When the string "title" is part of a line in the data below, report the whole line.

(Data about app and page elements)
*** Begin section ***

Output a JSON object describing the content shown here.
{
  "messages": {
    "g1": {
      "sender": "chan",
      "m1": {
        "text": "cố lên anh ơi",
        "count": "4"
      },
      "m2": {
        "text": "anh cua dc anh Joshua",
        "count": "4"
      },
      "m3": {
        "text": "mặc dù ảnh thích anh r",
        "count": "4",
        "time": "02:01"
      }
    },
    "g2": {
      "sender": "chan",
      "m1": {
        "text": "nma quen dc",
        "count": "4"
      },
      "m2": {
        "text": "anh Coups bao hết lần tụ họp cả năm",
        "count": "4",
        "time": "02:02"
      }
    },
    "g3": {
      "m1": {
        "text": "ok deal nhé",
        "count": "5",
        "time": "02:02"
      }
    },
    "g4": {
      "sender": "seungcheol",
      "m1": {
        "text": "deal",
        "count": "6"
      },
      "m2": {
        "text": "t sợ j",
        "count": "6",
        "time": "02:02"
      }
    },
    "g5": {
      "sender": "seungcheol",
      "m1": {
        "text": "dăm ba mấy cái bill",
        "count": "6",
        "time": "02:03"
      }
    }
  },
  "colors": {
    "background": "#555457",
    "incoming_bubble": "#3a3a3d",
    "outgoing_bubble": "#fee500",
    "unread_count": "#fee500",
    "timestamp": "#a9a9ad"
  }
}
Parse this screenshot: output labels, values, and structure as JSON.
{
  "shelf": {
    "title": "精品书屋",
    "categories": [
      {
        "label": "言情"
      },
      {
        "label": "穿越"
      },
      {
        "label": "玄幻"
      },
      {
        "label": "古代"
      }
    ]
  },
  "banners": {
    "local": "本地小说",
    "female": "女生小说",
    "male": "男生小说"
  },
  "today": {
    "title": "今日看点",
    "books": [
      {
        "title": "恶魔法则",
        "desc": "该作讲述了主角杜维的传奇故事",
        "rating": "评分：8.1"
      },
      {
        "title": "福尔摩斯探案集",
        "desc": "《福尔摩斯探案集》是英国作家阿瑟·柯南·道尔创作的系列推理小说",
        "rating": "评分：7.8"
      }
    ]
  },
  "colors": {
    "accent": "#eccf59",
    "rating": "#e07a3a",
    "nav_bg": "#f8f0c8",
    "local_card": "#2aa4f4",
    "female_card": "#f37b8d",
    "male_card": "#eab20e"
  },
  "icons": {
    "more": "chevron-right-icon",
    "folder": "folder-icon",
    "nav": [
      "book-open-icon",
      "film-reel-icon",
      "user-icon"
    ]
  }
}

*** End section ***

**COMPLETED EXERCISE:**
    "title": "精品书屋",
    "title": "今日看点",
        "title": "恶魔法则",
        "title": "福尔摩斯探案集",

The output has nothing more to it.